BY BRIAN McGILLIVARY
TRAVERSE CITY — The board for Traverse City Light & Power pulled the plug on more than $30,000 in donations to six non-profit groups while it reconsiders its policy on charitable giving.
The board referred to committee a review of its policy to give half the revenue it collects from a $5 fee for shut-off notices to charities that provide home heating assistance in winter. But proposals for a $5,000 sponsorship to the National Cherry Festival and $11,000 to sponsor the Grand Traverse Conservation District’s native plant sale didn’t even have enough support for a vote.
“I don’t see anything in our goals that line up with the Cherry Festival,” said board member John Taylor.
The city-owned utility had sponsored the National Cherry Festival for more than two decades and the plant sale for the last 13 years.
Representatives for the Cherry Festival and Conservation District made presentations at the board’s previous meeting, but the board lacked a quorum to take action. Neither agency had a representative at Tuesday night’s meeting for what had always been a routine vote on the consent agenda, where non-controversial items are grouped together.
Mayor Michael Estes pulled all three donations off the consent agenda. He asked the utility to consider putting its money toward programs that have a more direct benefit for city residents. He recommended the utility put more resources toward helping people make their homes energy efficient with emphasis on targeting lower-income families.
“Light & Power isn’t supposed to be a social services agency, it’s supposed to really address the issue of energy efficiency,” Estes said.
Barbara Budros, a city commissioner who serves on the utility board, called the policy of charging customers who don’t pay their bills $5 then giving that money to charities who help them pay the bill “worse than a vicious cycle.”
But Budros expects the new committee to make at least one more round of home heating assistance donations and will address how much at its first meeting. The policy is half of the fees collected, but the board has given 100 percent the past three years. There is currently more than $29,000 in the fund.
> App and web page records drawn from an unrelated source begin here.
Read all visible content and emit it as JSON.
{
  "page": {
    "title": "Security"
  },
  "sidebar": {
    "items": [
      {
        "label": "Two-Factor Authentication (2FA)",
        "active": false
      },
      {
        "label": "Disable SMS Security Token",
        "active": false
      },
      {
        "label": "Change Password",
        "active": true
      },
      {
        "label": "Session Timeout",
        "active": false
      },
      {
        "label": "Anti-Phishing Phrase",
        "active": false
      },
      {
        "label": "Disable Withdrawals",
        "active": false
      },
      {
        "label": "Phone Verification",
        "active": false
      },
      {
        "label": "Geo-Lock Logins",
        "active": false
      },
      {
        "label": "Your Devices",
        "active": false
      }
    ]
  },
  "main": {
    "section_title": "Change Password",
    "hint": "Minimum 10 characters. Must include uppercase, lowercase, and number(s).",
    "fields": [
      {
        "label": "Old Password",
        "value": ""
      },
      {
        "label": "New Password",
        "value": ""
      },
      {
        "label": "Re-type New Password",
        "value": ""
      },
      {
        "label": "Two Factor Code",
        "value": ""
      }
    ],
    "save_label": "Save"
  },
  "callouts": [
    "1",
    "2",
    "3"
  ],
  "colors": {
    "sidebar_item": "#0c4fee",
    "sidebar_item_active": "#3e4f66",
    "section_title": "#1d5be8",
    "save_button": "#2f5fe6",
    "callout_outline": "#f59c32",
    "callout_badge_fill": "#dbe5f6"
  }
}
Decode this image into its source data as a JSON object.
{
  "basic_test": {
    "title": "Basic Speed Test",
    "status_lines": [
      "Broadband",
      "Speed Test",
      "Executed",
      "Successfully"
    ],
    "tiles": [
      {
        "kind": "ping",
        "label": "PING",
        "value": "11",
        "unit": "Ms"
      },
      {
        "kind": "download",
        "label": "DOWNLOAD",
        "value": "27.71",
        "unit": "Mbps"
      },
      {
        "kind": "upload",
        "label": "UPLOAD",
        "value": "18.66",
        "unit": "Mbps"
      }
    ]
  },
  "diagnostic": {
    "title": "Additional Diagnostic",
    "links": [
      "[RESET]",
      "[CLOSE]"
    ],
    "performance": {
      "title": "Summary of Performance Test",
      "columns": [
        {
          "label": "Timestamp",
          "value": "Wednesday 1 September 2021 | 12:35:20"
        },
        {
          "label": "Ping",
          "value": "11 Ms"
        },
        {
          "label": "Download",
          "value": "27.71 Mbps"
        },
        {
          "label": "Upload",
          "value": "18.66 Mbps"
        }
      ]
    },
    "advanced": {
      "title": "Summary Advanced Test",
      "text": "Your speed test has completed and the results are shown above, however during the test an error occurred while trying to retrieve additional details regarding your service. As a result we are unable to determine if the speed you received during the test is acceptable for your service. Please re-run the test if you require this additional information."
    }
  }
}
“We need a new policy, but we don’t want to create a bigger problem for people by delaying those funds while we develop it,” Budros said.